This spring the City of Long Beach plans to install more speed bumps, repave some streets and use more visible stripes to mark crosswalks and stop lines.
Kevin Mulligan, the commission of public works, said traffic studies will be conducted on West End streets to determine if they warrant speed “humps,” which are flatter, removable speed bumps.
“There is a whole procedure in place to evaluate the average speed on roads to put down the speed humps,” Mulligan said.
Last summer and fall the city studied a couple of single-lane West End streets and found that one of them, Vermont Street, didn’t warrant the humps.
Mulligan said some streets are not candidates for the humps — including Ohio, New York and Maryland avenues — due to the type of vehicles that use such streets, such as emergency vehicles and school buses, or to their lower volume of traffic.
City officials have dicussed putting the humps on Georgia and Minnesota avenues, and are now evaluating these streets.
The city will also look to get signed agreement from residents who would have the humps installed right outside their homes.
“In other communities there’s been clamoring for speed humps, but once you put them down the folks are not too happy with the trucks or vehicles going over them and making noise,” Mulligan explained.
Some West End streets already have speed bumps and humps. They are put down in April and removed in November before snowplows hit the streets.
Meanwhile, just as speed humps will go down on some streets this spring, so will tape-like striping and paint to mark crosswalks and stop lines at traffic lights.
“It’s highly visible striping and costs a lot more [than paint], but it will last longer, about three to five years,” Mulligan said about the new product.
These new features will appear at intersections in the West End and throughout the city, particularly where new stop signs have been posted.
“It makes out streets safer and it beautifies the area,” said Rick Hoffman, president of the West End Neighbors Civic Association, at the organization's March 23 meeting.
The city plans to install crosswalks on East Broadway at Edwards Boulevard, and New York state would pay up to 95 percent of the work, Mulligan said. He also noted that the city might get a grant from the Environmental Protection Agency that would allow the city to designate a biking lane on its streets.
Among the streets to undergo reconstruction this spring is Illinois Avenue, from West Park Avenue to West Beech Street. If the project is delayed, however, it will commence in the fall, after the busy summer season, Mulligan said.
Other streets currently in the design stage are , all in the Canals neighborhood, and the 600 block of West Market Street.

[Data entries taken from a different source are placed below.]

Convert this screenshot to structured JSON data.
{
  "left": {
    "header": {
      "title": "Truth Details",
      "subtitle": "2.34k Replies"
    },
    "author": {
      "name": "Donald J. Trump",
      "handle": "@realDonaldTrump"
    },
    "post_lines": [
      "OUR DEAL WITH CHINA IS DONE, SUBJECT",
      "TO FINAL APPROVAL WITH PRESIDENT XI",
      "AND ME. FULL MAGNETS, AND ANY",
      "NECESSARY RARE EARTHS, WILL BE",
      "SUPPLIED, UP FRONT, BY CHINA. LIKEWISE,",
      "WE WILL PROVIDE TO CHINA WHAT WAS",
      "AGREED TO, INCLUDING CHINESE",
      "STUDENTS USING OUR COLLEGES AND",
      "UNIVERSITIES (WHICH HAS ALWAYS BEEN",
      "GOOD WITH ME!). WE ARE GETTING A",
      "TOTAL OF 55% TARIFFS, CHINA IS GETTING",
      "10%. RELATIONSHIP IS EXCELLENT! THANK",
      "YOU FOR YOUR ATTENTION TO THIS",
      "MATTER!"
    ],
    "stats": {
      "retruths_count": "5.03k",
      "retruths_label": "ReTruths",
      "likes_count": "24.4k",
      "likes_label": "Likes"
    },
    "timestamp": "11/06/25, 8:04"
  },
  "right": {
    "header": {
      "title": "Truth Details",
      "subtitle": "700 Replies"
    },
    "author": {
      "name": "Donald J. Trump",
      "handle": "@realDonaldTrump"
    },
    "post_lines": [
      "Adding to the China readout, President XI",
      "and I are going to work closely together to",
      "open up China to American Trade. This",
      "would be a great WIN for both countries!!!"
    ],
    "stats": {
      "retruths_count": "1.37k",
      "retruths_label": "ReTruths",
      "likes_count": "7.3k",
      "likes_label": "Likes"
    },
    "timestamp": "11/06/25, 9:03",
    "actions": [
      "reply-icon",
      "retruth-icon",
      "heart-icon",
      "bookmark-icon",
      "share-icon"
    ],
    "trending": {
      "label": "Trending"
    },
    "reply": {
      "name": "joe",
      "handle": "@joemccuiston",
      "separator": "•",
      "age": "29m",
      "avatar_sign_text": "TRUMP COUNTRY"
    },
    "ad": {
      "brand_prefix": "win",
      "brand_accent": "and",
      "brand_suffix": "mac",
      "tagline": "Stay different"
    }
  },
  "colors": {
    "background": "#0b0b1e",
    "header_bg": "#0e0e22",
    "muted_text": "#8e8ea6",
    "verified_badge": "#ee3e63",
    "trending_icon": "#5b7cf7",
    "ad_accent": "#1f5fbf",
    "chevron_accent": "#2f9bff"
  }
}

Mulligan also said that National Grid will soon start work on Michigan Street, ripping up the street between West Park Avenue and West Beech Street, and once that work is completed the city will repave that section of road.